Required work >> Look for the word "Output" in the entries and copy every line where it shows up.

☆ ☆ ☆ ☆ ☆

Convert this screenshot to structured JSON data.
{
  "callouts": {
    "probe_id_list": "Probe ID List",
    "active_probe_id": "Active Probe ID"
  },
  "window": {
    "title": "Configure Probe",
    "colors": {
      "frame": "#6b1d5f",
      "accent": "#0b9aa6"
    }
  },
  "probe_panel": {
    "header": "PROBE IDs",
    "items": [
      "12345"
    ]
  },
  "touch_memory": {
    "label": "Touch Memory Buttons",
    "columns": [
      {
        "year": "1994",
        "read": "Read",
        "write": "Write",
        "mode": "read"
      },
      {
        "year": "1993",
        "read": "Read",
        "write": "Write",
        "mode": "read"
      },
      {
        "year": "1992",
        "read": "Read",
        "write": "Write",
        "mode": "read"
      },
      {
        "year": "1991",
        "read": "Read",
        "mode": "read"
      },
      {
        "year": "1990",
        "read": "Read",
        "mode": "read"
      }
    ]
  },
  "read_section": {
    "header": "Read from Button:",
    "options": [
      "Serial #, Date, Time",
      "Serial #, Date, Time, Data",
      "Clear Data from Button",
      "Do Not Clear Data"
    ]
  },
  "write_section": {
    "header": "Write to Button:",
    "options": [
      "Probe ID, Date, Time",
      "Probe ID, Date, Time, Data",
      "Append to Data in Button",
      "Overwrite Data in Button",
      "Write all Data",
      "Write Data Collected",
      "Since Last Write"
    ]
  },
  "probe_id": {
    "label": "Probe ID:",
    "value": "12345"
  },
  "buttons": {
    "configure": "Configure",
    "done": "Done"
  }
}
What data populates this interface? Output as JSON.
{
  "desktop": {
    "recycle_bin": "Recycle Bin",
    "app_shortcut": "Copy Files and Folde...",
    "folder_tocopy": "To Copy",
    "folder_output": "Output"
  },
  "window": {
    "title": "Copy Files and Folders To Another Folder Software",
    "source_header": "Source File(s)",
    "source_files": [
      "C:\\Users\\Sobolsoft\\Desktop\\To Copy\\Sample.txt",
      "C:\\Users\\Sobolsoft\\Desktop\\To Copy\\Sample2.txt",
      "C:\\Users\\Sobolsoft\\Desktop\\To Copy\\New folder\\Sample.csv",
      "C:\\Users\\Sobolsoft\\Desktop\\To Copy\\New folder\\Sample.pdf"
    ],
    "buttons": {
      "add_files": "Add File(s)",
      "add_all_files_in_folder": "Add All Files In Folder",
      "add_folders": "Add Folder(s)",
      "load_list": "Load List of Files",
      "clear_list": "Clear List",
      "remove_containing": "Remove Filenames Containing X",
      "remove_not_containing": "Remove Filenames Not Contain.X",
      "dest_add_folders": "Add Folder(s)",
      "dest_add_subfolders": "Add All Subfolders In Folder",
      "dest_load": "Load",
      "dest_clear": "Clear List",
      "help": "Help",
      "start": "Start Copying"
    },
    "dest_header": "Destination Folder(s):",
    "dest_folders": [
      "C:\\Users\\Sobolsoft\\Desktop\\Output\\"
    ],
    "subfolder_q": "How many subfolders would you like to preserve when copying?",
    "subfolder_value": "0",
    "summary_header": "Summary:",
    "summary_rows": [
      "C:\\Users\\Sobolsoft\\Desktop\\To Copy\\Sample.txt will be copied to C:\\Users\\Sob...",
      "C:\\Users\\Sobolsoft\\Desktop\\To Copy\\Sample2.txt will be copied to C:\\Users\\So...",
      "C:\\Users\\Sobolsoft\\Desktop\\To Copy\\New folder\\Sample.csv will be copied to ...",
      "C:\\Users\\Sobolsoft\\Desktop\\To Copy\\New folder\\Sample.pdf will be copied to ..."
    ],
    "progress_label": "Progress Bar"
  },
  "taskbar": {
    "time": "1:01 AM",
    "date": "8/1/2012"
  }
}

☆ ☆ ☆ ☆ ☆

Answer below >>
What data populates this interface? Output as JSON.
    "folder_output": "Output"
      "C:\\Users\\Sobolsoft\\Desktop\\Output\\"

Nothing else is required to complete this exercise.